▶ [PROBLEM STATEMENT]: Once the data has been read, return all of it precisely as written.

▶ [PROVIDED DATA]:
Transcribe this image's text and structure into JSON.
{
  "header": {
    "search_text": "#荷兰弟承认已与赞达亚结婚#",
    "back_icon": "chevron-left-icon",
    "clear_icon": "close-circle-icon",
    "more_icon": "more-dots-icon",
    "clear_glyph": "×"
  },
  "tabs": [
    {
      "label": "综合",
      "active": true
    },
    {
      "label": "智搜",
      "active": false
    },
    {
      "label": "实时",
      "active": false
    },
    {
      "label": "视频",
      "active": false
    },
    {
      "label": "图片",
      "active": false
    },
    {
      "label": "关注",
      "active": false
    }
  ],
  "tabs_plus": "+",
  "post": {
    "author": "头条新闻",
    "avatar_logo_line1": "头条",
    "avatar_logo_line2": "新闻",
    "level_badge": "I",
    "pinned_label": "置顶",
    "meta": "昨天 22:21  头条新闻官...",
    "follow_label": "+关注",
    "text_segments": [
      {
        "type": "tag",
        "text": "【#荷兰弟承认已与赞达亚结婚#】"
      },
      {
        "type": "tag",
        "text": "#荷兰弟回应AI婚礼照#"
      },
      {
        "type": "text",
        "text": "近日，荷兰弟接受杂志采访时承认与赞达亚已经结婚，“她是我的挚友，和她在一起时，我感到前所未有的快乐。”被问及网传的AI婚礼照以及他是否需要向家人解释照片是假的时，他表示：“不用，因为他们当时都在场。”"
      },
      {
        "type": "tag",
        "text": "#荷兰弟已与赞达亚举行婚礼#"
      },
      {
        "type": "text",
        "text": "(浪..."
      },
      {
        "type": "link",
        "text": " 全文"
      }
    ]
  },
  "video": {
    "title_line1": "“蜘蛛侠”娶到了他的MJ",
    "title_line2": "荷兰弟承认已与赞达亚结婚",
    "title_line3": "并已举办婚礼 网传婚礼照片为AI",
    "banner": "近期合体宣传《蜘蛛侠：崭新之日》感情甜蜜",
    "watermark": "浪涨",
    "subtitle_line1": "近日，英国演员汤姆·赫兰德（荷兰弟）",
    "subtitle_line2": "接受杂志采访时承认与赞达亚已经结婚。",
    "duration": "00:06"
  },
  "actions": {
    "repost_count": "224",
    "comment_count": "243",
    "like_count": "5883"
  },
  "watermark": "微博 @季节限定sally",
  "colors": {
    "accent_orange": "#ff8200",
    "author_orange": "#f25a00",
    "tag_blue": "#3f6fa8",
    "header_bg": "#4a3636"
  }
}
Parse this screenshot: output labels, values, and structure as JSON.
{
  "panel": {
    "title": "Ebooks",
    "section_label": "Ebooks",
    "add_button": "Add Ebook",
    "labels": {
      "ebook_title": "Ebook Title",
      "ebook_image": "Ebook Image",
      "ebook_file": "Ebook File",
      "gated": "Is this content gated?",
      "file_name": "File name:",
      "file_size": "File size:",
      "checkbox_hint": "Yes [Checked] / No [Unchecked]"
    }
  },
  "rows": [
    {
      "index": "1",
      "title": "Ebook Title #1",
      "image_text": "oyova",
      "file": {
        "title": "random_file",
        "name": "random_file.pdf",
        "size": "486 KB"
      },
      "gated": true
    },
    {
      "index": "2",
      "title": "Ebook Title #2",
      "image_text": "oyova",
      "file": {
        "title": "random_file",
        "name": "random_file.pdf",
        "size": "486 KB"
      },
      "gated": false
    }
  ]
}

▶ [TASK ANSWER]:
Transcribe this image's text and structure into JSON.
{
  "header": {
    "search_text": "#荷兰弟承认已与赞达亚结婚#",
    "back_icon": "chevron-left-icon",
    "clear_icon": "close-circle-icon",
    "more_icon": "more-dots-icon",
    "clear_glyph": "×"
  },
  "tabs": [
    {
      "label": "综合",
      "active": true
    },
    {
      "label": "智搜",
      "active": false
    },
    {
      "label": "实时",
      "active": false
    },
    {
      "label": "视频",
      "active": false
    },
    {
      "label": "图片",
      "active": false
    },
    {
      "label": "关注",
      "active": false
    }
  ],
  "tabs_plus": "+",
  "post": {
    "author": "头条新闻",
    "avatar_logo_line1": "头条",
    "avatar_logo_line2": "新闻",
    "level_badge": "I",
    "pinned_label": "置顶",
    "meta": "昨天 22:21  头条新闻官...",
    "follow_label": "+关注",
    "text_segments": [
      {
        "type": "tag",
        "text": "【#荷兰弟承认已与赞达亚结婚#】"
      },
      {
        "type": "tag",
        "text": "#荷兰弟回应AI婚礼照#"
      },
      {
        "type": "text",
        "text": "近日，荷兰弟接受杂志采访时承认与赞达亚已经结婚，“她是我的挚友，和她在一起时，我感到前所未有的快乐。”被问及网传的AI婚礼照以及他是否需要向家人解释照片是假的时，他表示：“不用，因为他们当时都在场。”"
      },
      {
        "type": "tag",
        "text": "#荷兰弟已与赞达亚举行婚礼#"
      },
      {
        "type": "text",
        "text": "(浪..."
      },
      {
        "type": "link",
        "text": " 全文"
      }
    ]
  },
  "video": {
    "title_line1": "“蜘蛛侠”娶到了他的MJ",
    "title_line2": "荷兰弟承认已与赞达亚结婚",
    "title_line3": "并已举办婚礼 网传婚礼照片为AI",
    "banner": "近期合体宣传《蜘蛛侠：崭新之日》感情甜蜜",
    "watermark": "浪涨",
    "subtitle_line1": "近日，英国演员汤姆·赫兰德（荷兰弟）",
    "subtitle_line2": "接受杂志采访时承认与赞达亚已经结婚。",
    "duration": "00:06"
  },
  "actions": {
    "repost_count": "224",
    "comment_count": "243",
    "like_count": "5883"
  },
  "watermark": "微博 @季节限定sally",
  "colors": {
    "accent_orange": "#ff8200",
    "author_orange": "#f25a00",
    "tag_blue": "#3f6fa8",
    "header_bg": "#4a3636"
  }
}
Parse this screenshot: output labels, values, and structure as JSON.
{
  "panel": {
    "title": "Ebooks",
    "section_label": "Ebooks",
    "add_button": "Add Ebook",
    "labels": {
      "ebook_title": "Ebook Title",
      "ebook_image": "Ebook Image",
      "ebook_file": "Ebook File",
      "gated": "Is this content gated?",
      "file_name": "File name:",
      "file_size": "File size:",
      "checkbox_hint": "Yes [Checked] / No [Unchecked]"
    }
  },
  "rows": [
    {
      "index": "1",
      "title": "Ebook Title #1",
      "image_text": "oyova",
      "file": {
        "title": "random_file",
        "name": "random_file.pdf",
        "size": "486 KB"
      },
      "gated": true
    },
    {
      "index": "2",
      "title": "Ebook Title #2",
      "image_text": "oyova",
      "file": {
        "title": "random_file",
        "name": "random_file.pdf",
        "size": "486 KB"
      },
      "gated": false
    }
  ]
}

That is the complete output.